As I write, Great Smith Street – home of the Adam Smith Institute – is closed off by police. There is red and white ‘do not cross tape’ everywhere, two police cars and a police van are parked at one end of the road, and another two police cars at the other. Policemen and Community Support Officers are swarming all over the place, doing what they do best (being officious and irritating) and they have just been joined by a collection of yellow-vested fire marshals from the Department for Children, Schools and Families.

What has happened? Is it a bomb scare? A terrorist attack? Or is there a sniper on the roof, as I just heard one passer-by saying? Actually, no. It’s none of those things. The reason for all this fuss is… wait for it… a piece of lead-cladding that has come loose from a building across the road.

Now, OK. Falling pieces of lead are, I suppose, a genuine health and safety risk. But do we really need the efforts of a small army of officialdom to protect us from it? Do we really need the disruption of closing a road to traffic, as well as pedestrians? Couldn’t they just block off the bit of the pavement underneath the hanging lead, put up a few ‘danger’ signs and be done with it?  And if they’re really that concerned, couldn’t they just station a polite bobbie on the street-corner to warn people and direct them to the other side of the road?

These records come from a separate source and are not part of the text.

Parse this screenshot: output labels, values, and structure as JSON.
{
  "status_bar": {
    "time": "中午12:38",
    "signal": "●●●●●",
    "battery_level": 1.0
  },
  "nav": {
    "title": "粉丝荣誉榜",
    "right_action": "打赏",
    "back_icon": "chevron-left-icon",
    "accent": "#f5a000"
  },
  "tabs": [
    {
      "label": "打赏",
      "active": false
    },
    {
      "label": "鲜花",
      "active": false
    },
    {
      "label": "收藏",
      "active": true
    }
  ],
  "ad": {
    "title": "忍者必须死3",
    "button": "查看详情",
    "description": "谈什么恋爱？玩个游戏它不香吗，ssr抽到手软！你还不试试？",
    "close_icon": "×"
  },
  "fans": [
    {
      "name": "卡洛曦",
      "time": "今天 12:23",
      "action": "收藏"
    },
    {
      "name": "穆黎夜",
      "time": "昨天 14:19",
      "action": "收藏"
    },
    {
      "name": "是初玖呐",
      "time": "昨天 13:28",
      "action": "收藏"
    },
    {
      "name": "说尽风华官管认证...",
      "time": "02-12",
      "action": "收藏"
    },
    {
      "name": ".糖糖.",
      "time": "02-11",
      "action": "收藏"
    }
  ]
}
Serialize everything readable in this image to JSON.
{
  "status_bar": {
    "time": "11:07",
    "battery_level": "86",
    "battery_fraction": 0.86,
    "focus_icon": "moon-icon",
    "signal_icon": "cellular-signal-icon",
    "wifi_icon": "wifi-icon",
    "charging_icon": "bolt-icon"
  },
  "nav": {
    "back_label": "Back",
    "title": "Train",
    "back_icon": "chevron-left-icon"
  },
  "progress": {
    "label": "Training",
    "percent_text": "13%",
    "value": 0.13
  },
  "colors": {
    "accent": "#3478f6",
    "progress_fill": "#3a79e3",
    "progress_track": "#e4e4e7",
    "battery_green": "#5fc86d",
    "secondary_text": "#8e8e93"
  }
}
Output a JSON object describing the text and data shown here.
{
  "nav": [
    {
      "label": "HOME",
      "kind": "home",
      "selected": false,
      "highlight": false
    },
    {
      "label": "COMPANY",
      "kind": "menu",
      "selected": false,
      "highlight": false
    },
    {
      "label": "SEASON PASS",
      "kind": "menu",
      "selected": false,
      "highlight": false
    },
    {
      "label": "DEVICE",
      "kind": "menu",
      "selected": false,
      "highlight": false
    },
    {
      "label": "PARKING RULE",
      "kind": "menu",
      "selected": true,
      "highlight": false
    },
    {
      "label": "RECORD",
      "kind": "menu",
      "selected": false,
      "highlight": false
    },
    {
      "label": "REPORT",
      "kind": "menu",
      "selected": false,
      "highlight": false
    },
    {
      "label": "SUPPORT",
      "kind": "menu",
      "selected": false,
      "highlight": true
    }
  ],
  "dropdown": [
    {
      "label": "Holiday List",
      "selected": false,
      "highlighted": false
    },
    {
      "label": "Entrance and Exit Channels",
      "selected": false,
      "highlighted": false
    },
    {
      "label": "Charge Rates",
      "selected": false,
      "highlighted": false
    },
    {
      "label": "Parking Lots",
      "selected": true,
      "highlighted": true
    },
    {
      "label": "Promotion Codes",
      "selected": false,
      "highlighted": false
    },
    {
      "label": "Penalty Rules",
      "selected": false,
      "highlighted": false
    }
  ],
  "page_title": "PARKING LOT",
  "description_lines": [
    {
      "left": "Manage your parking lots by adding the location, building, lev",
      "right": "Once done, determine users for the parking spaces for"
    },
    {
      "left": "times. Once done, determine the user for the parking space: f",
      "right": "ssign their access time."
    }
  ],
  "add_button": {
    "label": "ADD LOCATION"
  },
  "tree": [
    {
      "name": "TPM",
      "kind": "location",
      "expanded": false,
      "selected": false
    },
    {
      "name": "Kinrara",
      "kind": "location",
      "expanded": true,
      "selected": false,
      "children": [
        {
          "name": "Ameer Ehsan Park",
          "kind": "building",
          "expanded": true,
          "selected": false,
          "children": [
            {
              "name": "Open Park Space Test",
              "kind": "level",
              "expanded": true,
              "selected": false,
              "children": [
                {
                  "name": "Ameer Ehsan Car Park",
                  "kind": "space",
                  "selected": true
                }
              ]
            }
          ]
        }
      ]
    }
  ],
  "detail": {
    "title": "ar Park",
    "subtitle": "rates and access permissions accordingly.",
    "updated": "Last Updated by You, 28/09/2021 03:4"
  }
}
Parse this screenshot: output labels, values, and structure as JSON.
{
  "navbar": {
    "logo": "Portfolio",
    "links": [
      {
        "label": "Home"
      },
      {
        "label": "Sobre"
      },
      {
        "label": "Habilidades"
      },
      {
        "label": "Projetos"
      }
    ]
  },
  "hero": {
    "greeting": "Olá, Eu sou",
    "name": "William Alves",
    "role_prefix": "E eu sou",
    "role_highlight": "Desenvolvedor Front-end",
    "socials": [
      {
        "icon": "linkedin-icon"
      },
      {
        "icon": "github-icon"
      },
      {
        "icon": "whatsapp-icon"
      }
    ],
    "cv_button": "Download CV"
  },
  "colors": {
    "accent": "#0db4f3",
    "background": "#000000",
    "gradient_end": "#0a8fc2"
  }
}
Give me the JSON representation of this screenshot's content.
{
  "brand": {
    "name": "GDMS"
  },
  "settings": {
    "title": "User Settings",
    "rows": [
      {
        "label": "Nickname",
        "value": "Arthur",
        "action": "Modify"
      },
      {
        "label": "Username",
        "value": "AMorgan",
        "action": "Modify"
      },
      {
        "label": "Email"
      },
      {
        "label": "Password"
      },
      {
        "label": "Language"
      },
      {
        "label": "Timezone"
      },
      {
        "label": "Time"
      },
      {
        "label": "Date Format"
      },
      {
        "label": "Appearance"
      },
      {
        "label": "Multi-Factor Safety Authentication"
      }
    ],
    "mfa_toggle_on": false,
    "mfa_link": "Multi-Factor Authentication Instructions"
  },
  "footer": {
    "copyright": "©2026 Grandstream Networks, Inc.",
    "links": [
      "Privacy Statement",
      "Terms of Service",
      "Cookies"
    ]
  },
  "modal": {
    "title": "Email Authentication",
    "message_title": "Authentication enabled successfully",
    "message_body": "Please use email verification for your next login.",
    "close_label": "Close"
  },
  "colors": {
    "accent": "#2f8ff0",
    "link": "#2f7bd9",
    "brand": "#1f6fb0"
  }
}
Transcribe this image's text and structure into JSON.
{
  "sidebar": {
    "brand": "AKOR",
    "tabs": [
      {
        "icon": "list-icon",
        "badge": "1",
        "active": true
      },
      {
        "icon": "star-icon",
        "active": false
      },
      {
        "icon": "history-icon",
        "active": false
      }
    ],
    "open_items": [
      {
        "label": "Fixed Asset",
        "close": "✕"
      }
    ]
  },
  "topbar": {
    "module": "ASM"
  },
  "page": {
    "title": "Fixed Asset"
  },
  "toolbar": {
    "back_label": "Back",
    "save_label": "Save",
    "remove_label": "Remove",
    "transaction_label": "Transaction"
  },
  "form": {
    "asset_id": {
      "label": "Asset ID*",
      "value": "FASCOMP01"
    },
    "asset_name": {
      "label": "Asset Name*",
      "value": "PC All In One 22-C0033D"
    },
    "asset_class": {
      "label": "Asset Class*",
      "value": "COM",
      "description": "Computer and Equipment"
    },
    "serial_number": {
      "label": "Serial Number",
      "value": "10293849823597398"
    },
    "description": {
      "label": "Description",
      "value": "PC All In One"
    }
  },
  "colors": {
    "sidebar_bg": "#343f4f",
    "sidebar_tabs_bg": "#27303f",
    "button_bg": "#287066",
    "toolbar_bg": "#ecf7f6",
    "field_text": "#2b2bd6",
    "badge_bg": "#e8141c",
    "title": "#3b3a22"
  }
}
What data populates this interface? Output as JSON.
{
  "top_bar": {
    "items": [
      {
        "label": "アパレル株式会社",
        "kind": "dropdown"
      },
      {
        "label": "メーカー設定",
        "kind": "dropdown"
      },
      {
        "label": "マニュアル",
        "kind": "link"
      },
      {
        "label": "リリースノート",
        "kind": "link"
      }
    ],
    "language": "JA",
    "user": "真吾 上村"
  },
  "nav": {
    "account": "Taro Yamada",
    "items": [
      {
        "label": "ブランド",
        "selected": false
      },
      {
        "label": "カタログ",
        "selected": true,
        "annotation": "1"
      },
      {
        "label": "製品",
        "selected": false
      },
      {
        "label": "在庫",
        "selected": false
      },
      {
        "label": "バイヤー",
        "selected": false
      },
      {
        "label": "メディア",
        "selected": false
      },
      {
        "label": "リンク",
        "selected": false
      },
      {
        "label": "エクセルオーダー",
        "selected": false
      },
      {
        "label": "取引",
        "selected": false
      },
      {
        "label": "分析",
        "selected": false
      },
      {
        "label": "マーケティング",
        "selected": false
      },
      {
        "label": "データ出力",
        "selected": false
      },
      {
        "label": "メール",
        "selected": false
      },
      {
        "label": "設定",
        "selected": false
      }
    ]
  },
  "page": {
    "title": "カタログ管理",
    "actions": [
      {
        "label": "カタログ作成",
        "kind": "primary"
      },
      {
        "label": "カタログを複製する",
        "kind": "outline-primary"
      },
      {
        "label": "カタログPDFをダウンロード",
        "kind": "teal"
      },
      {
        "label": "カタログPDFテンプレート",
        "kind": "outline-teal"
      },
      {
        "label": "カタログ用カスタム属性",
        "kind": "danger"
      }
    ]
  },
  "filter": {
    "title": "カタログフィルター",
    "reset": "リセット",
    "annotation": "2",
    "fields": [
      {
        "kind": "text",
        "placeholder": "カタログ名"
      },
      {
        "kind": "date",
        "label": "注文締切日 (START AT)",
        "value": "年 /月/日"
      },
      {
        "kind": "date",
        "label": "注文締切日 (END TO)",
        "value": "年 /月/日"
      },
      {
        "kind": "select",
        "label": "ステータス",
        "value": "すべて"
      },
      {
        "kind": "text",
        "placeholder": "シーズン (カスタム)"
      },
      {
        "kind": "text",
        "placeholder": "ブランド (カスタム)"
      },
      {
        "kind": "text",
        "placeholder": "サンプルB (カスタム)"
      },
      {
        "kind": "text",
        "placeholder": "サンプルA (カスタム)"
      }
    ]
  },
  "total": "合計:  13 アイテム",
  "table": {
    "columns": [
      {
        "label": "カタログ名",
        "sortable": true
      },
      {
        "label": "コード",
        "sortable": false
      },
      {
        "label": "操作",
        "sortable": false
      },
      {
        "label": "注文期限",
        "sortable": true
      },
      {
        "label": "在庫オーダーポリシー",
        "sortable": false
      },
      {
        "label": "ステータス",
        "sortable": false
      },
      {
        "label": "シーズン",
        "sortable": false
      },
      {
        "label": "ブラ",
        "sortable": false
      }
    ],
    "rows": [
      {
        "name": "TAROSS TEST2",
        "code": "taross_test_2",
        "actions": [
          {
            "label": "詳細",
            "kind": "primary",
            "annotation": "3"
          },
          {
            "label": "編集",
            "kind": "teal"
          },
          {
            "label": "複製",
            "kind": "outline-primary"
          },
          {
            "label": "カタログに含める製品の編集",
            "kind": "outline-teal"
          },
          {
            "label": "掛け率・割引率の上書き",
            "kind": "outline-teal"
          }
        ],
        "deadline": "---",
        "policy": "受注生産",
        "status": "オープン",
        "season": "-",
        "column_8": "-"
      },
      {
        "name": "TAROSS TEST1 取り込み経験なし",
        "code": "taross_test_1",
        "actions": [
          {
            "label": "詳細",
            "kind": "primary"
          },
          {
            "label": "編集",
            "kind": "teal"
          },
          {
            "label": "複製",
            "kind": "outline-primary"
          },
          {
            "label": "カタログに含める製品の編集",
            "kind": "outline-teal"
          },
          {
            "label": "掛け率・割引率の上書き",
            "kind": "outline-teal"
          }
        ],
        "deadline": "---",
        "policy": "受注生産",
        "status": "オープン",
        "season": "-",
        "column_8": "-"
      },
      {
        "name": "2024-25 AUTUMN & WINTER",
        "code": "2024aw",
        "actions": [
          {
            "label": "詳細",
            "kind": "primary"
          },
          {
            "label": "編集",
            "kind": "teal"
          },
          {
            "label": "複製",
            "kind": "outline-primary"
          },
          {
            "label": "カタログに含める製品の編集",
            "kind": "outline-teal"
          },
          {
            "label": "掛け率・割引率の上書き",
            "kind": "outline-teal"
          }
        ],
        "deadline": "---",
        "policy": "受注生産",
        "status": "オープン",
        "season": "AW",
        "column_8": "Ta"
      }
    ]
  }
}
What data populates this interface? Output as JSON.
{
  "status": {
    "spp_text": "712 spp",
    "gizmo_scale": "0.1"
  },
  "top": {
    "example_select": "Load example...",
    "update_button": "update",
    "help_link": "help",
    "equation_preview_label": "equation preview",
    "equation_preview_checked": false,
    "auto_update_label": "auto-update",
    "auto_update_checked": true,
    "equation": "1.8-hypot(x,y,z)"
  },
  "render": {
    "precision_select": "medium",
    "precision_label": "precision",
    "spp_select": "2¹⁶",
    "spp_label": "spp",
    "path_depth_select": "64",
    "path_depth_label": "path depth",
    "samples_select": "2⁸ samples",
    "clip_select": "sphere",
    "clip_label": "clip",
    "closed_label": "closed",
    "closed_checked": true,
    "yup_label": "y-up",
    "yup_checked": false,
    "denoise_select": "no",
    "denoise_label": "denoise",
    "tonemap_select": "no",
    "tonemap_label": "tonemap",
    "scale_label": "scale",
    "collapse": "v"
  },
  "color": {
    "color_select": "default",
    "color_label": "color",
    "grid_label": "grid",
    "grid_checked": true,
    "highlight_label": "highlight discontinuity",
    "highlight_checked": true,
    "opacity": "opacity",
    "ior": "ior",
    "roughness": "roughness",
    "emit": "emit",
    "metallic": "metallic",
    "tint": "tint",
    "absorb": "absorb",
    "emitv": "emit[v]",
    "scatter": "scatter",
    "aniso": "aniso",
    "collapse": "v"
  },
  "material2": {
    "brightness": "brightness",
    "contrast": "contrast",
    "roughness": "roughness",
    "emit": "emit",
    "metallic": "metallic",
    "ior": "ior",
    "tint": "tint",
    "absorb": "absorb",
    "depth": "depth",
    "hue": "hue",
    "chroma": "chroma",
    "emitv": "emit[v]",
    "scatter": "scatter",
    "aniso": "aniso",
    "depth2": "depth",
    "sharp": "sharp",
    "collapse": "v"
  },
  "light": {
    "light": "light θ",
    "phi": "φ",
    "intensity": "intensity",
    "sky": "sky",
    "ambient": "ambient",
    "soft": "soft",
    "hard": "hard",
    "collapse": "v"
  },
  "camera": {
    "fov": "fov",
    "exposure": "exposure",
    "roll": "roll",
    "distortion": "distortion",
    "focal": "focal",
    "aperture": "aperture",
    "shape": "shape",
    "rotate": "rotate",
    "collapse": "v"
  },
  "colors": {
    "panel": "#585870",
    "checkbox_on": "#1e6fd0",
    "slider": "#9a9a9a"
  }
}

Well, apparently not. Not in the crypto-facsist, risk-averse, bureaucracy-obsessed Britain of the twenty-first century anyway.